**WHAT TO WORK ON**
Retype the records word for word. Skip every image.

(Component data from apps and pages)
◆ ◆ ◆ ◆ ◆ ◆ ◆
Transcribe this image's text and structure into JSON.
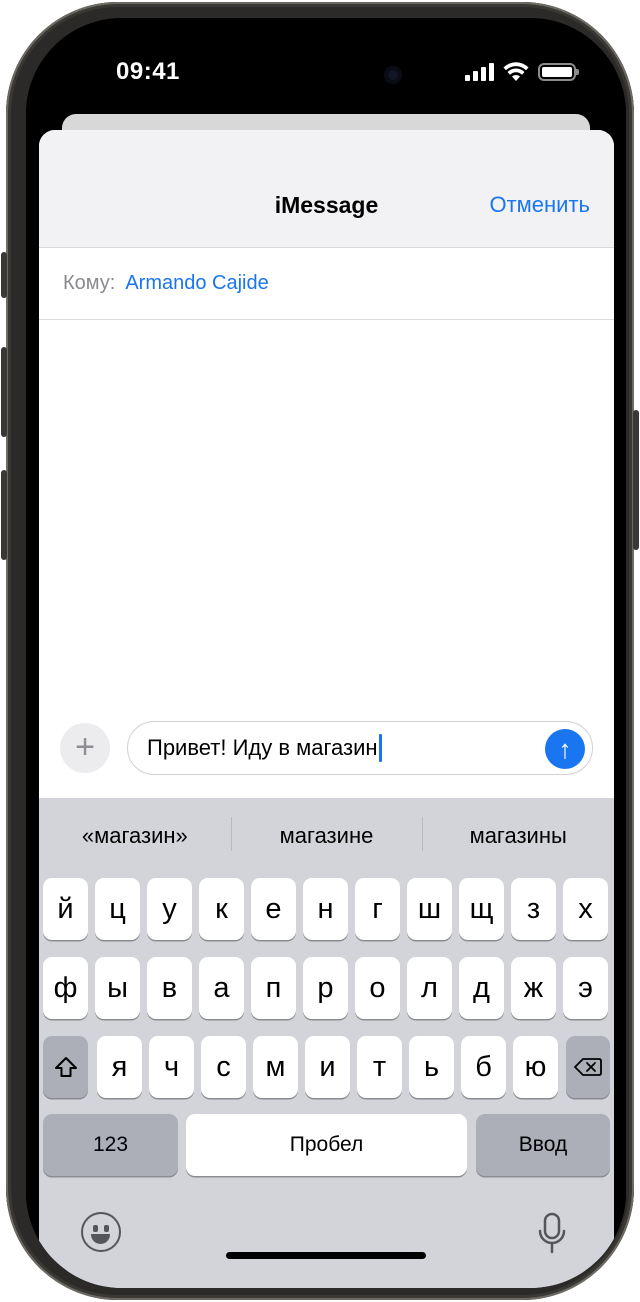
{
  "status_bar": {
    "time": "09:41"
  },
  "sheet": {
    "title": "iMessage",
    "cancel": "Отменить",
    "to_label": "Кому:",
    "to_value": "Armando Cajide"
  },
  "compose": {
    "plus": "+",
    "text": "Привет! Иду в магазин",
    "send": "↑"
  },
  "keyboard": {
    "suggestions": [
      "«магазин»",
      "магазине",
      "магазины"
    ],
    "row1": [
      "й",
      "ц",
      "у",
      "к",
      "е",
      "н",
      "г",
      "ш",
      "щ",
      "з",
      "х"
    ],
    "row2": [
      "ф",
      "ы",
      "в",
      "а",
      "п",
      "р",
      "о",
      "л",
      "д",
      "ж",
      "э"
    ],
    "row3": [
      "я",
      "ч",
      "с",
      "м",
      "и",
      "т",
      "ь",
      "б",
      "ю"
    ],
    "numbers": "123",
    "space": "Пробел",
    "return": "Ввод"
  },
  "icons": [
    "shift-icon",
    "backspace-icon",
    "emoji-icon",
    "microphone-icon",
    "signal-icon",
    "wifi-icon",
    "battery-icon"
  ],
  "colors": {
    "accent": "#1a76f0",
    "keyboard_bg": "#d2d4da",
    "function_key": "#acafb8"
  }
}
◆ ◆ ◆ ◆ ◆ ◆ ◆
**SOLUTION TO THIS EXERCISE**
Transcribe this image's text and structure into JSON.
{
  "status_bar": {
    "time": "09:41"
  },
  "sheet": {
    "title": "iMessage",
    "cancel": "Отменить",
    "to_label": "Кому:",
    "to_value": "Armando Cajide"
  },
  "compose": {
    "plus": "+",
    "text": "Привет! Иду в магазин",
    "send": "↑"
  },
  "keyboard": {
    "suggestions": [
      "«магазин»",
      "магазине",
      "магазины"
    ],
    "row1": [
      "й",
      "ц",
      "у",
      "к",
      "е",
      "н",
      "г",
      "ш",
      "щ",
      "з",
      "х"
    ],
    "row2": [
      "ф",
      "ы",
      "в",
      "а",
      "п",
      "р",
      "о",
      "л",
      "д",
      "ж",
      "э"
    ],
    "row3": [
      "я",
      "ч",
      "с",
      "м",
      "и",
      "т",
      "ь",
      "б",
      "ю"
    ],
    "numbers": "123",
    "space": "Пробел",
    "return": "Ввод"
  },
  "icons": [
    "shift-icon",
    "backspace-icon",
    "emoji-icon",
    "microphone-icon",
    "signal-icon",
    "wifi-icon",
    "battery-icon"
  ],
  "colors": {
    "accent": "#1a76f0",
    "keyboard_bg": "#d2d4da",
    "function_key": "#acafb8"
  }
}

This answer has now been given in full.